The 2020 study found that “Women manifest a more pronounced trust in healthy nutrition, greater engagement in controlling body weight, a higher tendency to eat in a group and in stressful situations, and they frequently experience frustration due to their own nutritional behaviors, which reflects higher social pressure and their attempts to reduce eating-related pleasure.”

Rapozo references the same study to discuss why men do not make food choices as health consciously as women. That study found men” prefer fatty meals with a strong taste and are directed mainly by the pleasure of consumption.”

She also notes that men are more likely to consume fast food.

Rapozo believes the way to improve diets is to “address the systemic causes” such as economic disparities that make accessing healthier foods more difficult.

According to Rapozo addressing the systemic causes includes steps to make nutrition and health care programs more accessible to the general population such as:
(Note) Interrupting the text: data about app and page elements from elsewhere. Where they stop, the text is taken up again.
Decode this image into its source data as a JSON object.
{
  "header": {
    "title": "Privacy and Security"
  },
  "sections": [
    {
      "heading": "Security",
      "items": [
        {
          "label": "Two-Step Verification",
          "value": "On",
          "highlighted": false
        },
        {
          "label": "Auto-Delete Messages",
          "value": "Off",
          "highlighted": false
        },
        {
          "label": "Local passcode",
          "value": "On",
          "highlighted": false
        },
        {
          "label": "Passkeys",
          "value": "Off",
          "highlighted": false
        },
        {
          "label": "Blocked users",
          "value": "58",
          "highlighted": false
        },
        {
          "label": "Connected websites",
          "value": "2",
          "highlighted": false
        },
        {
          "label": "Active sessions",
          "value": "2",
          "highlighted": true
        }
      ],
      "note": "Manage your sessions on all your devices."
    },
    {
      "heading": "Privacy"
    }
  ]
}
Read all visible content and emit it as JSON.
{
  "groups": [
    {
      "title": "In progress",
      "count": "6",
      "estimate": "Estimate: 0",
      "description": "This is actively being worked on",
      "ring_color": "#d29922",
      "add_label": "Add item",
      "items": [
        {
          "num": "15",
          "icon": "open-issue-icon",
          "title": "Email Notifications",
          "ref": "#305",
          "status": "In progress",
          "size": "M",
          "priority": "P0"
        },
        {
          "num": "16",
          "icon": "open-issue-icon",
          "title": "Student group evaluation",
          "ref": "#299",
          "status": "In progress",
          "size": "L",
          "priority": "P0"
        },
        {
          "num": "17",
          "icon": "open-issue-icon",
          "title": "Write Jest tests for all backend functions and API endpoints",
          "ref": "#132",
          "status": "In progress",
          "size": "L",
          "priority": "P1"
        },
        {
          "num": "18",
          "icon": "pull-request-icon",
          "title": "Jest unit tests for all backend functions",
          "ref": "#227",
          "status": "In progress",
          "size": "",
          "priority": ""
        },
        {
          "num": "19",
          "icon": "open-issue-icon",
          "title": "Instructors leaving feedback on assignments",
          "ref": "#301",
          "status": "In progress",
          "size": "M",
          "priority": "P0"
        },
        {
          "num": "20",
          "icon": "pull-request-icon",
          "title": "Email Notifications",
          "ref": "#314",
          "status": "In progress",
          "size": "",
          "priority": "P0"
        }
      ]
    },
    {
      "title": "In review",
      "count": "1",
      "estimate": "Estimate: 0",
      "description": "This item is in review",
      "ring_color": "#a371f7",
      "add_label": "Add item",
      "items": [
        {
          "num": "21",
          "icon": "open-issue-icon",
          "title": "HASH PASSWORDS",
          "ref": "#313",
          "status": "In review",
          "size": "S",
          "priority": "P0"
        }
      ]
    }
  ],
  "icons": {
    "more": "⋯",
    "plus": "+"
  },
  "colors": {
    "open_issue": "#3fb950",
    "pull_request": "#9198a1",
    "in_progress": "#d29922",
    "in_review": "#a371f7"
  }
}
  • creating federal nutrition programs
  • increasing public health and nutrition education
  • more access to preventive health care

Rapozo also mentions a need for more research, business support and innovations, and federal coordination. These steps can help improve access and affordability of healthier foods.

Rapozo says expanding access and participation in federal nutrition programs and eliminating food insecurity would be particularly impactful.

Zilberman agrees and highlights the economic changes that need to happen to improve healthy eating.

She says, “The most important policy change is to make healthier eating opportunities available to all regardless of income. Policy changes are needed to incentivize healthier eating, and would include access to nutritious school lunches, and subsidies for groceries.”